Anxiety and Pain

We’ve all felt pain before. It’s part of what makes us human.

Several things happen to us physically whenever we feel pain. Let’s take a quick impact injury sustained during class. Nerve endings at the injury site send messages to the brain through the nervous system. Then, hormones, endorphins, and chemicals secrete. Adrenaline is a commonly secreted hormone during this process, and triggers a survival mechanism in the body. Endorphins act as a natural pain killer.

One of the exercises we do is called the Contact Assist Drill. It’s the process of touching the site of an impact injury, directly after the initial injury. This helps calm the nerves and stops the body from triggering survival mechanisms.
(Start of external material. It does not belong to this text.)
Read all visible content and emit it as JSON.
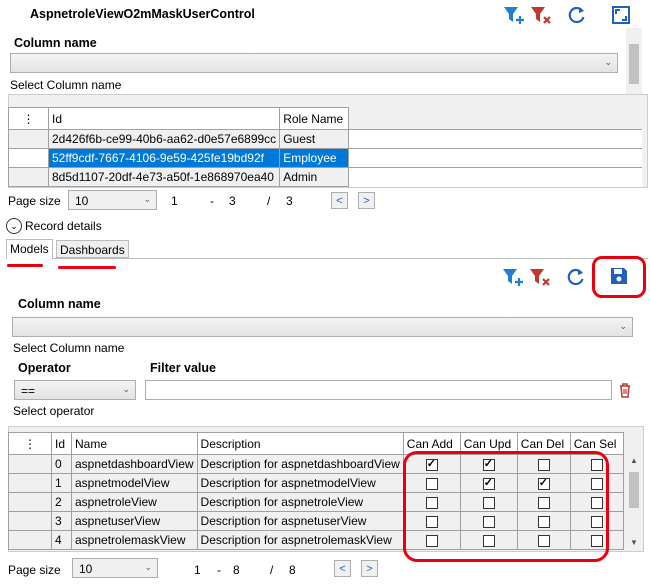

And most of us have also heard our Sifus repeatedly telling us to relax and breathe. There are reasons for that, beyond preventing early fatigue.
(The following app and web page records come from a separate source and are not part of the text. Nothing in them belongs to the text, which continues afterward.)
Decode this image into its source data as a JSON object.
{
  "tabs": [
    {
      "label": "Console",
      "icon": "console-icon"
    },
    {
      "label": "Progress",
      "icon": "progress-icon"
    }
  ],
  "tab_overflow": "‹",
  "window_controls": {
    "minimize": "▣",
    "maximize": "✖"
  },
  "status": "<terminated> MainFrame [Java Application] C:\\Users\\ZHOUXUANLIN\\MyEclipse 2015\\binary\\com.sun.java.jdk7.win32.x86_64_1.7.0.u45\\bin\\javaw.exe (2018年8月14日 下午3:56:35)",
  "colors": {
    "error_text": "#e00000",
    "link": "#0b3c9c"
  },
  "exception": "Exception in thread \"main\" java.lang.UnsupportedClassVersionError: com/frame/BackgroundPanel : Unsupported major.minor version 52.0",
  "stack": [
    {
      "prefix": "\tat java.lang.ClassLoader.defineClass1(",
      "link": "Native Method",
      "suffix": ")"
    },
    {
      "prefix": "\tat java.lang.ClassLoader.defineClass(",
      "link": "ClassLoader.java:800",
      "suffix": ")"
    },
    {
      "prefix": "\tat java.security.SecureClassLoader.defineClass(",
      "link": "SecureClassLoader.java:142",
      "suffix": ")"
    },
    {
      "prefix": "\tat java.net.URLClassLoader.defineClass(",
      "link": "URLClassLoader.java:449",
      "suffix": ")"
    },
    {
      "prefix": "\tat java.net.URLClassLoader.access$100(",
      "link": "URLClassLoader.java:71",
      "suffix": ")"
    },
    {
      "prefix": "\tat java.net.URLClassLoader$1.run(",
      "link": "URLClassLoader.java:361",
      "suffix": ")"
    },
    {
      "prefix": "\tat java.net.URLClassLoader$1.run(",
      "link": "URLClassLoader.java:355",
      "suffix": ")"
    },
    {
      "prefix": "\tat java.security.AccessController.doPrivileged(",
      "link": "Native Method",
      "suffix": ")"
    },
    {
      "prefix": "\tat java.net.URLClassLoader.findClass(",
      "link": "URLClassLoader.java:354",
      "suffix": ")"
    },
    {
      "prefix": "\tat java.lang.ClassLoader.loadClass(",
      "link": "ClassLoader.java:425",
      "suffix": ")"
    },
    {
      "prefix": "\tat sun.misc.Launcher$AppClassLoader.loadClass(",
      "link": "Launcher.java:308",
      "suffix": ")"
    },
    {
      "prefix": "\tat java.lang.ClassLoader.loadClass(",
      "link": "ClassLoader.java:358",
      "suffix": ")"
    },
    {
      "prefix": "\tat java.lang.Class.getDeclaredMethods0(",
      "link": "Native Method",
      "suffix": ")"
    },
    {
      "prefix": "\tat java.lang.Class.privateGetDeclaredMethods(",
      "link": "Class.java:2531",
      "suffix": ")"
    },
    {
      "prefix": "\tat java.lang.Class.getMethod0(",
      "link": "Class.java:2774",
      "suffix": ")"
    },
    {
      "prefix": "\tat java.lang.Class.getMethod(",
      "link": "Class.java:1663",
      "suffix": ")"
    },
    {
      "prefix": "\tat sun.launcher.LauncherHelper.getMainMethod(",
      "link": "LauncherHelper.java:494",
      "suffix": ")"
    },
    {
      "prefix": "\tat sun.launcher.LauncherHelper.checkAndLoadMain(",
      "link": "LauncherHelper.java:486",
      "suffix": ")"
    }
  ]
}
So why the biology lesson? Anxiety has several effects on the body as well. The first being in secreting more adrenaline and triggering survival mechanisms. Another effect anxiety has on the body is the ability to cut through pain killers, natural and artificial alike. This will make you feel the pain more acutely. Adrenaline also heightens the senses, which, when pain is felt, will make you feel pain more acutely still.

The next time you feel pain, it’s important to breathe through it and use the contact assist drill. If you are able to keep the anxiety in check, the body can secrete those natural pain killers and will also remind the body that there is no danger, so there is no need for anxiety and adrenaline in that moment.